= Beginning of Section =

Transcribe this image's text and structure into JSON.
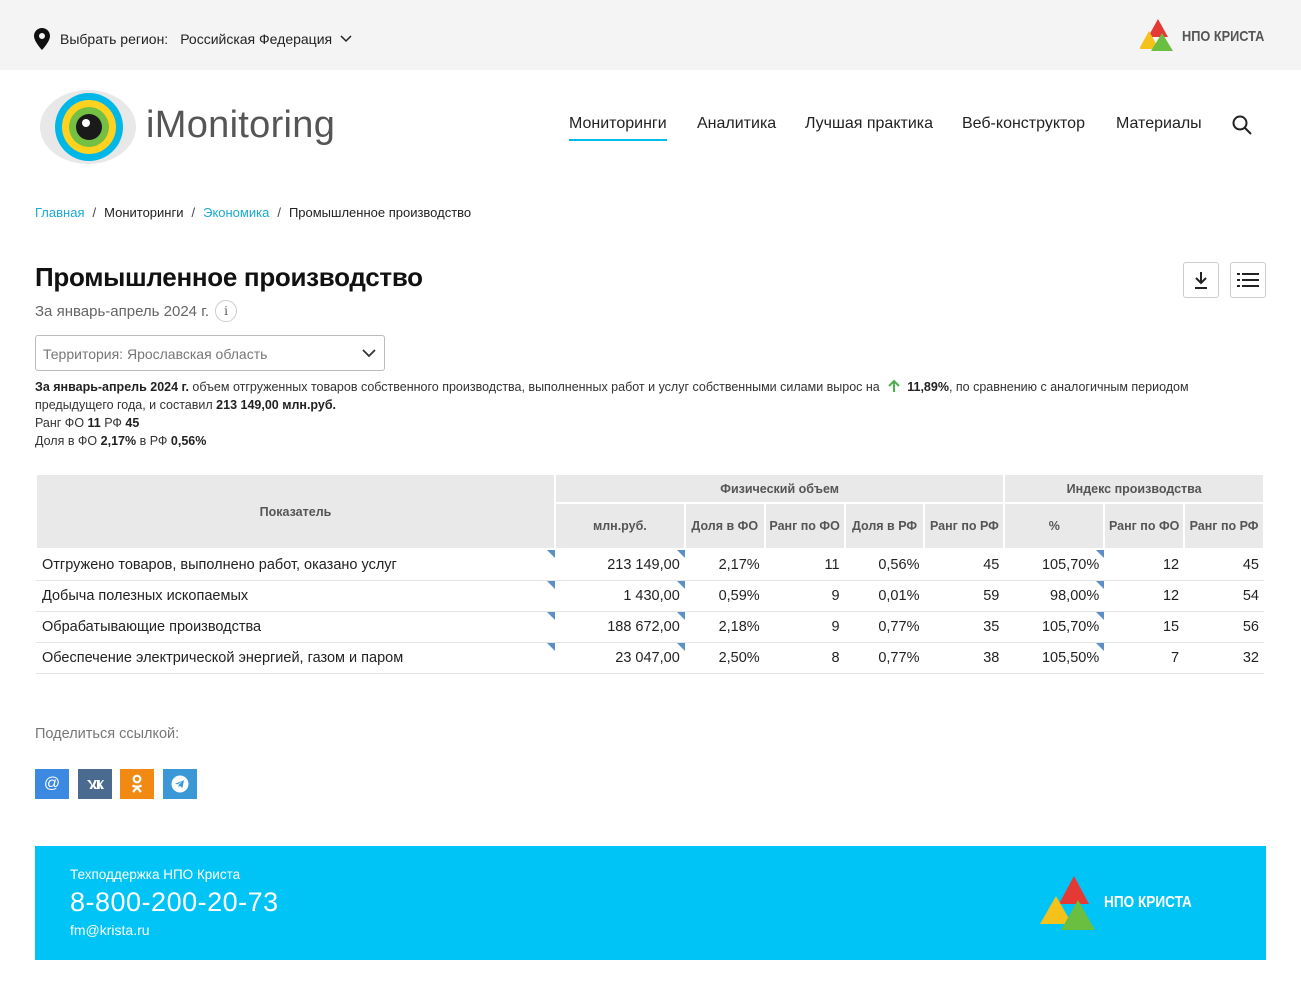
{
  "topbar": {
    "region_label": "Выбрать регион:",
    "region_value": "Российская Федерация",
    "npo_logo_text": "НПО КРИСТА"
  },
  "header": {
    "brand": "iMonitoring",
    "nav": [
      {
        "label": "Мониторинги",
        "active": true
      },
      {
        "label": "Аналитика"
      },
      {
        "label": "Лучшая практика"
      },
      {
        "label": "Веб-конструктор"
      },
      {
        "label": "Материалы"
      }
    ]
  },
  "breadcrumb": [
    "Главная",
    "Мониторинги",
    "Экономика",
    "Промышленное производство"
  ],
  "page": {
    "title": "Промышленное производство",
    "period": "За январь-апрель 2024 г.",
    "info_icon": "i",
    "territory": "Территория: Ярославская область"
  },
  "summary": {
    "period_bold": "За январь-апрель 2024 г.",
    "text_before": " объем отгруженных товаров собственного производства, выполненных работ и услуг собственными силами вырос на",
    "growth": "11,89%",
    "text_after": ", по сравнению с аналогичным периодом предыдущего года, и составил",
    "amount": "213 149,00 млн.руб.",
    "rank_label": "Ранг ФО",
    "rank_fo": "11",
    "rank_rf_label": "РФ",
    "rank_rf": "45",
    "share_label": "Доля в ФО",
    "share_fo": "2,17%",
    "share_rf_label": "в РФ",
    "share_rf": "0,56%",
    "accent_green": "#4caf50"
  },
  "table": {
    "col_indicator": "Показатель",
    "group_physical": "Физический объем",
    "group_index": "Индекс производства",
    "sub_headers": [
      "млн.руб.",
      "Доля в ФО",
      "Ранг по ФО",
      "Доля в РФ",
      "Ранг по РФ",
      "%",
      "Ранг по ФО",
      "Ранг по РФ"
    ],
    "rows": [
      {
        "name": "Отгружено товаров, выполнено работ, оказано услуг",
        "vals": [
          "213 149,00",
          "2,17%",
          "11",
          "0,56%",
          "45",
          "105,70%",
          "12",
          "45"
        ]
      },
      {
        "name": "Добыча полезных ископаемых",
        "vals": [
          "1 430,00",
          "0,59%",
          "9",
          "0,01%",
          "59",
          "98,00%",
          "12",
          "54"
        ]
      },
      {
        "name": "Обрабатывающие производства",
        "vals": [
          "188 672,00",
          "2,18%",
          "9",
          "0,77%",
          "35",
          "105,70%",
          "15",
          "56"
        ]
      },
      {
        "name": "Обеспечение электрической энергией, газом и паром",
        "vals": [
          "23 047,00",
          "2,50%",
          "8",
          "0,77%",
          "38",
          "105,50%",
          "7",
          "32"
        ]
      }
    ]
  },
  "share": {
    "label": "Поделиться ссылкой:",
    "buttons": [
      {
        "icon": "mail-icon",
        "glyph": "@",
        "color": "#3b89e0"
      },
      {
        "icon": "vk-icon",
        "glyph": "vk",
        "color": "#4a6a8f"
      },
      {
        "icon": "odnoklassniki-icon",
        "glyph": "ok",
        "color": "#f08a12"
      },
      {
        "icon": "telegram-icon",
        "glyph": "tg",
        "color": "#3b98d6"
      }
    ]
  },
  "footer": {
    "support": "Техподдержка НПО Криста",
    "phone": "8-800-200-20-73",
    "email": "fm@krista.ru",
    "npo_logo_text": "НПО КРИСТА",
    "bg_color": "#00c4f5"
  }
}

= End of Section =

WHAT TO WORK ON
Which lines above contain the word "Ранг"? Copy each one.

RESPONSE BOX
    "rank_label": "Ранг ФО",
      "Ранг по ФО",
      "Ранг по РФ",
      "Ранг по ФО",
      "Ранг по РФ"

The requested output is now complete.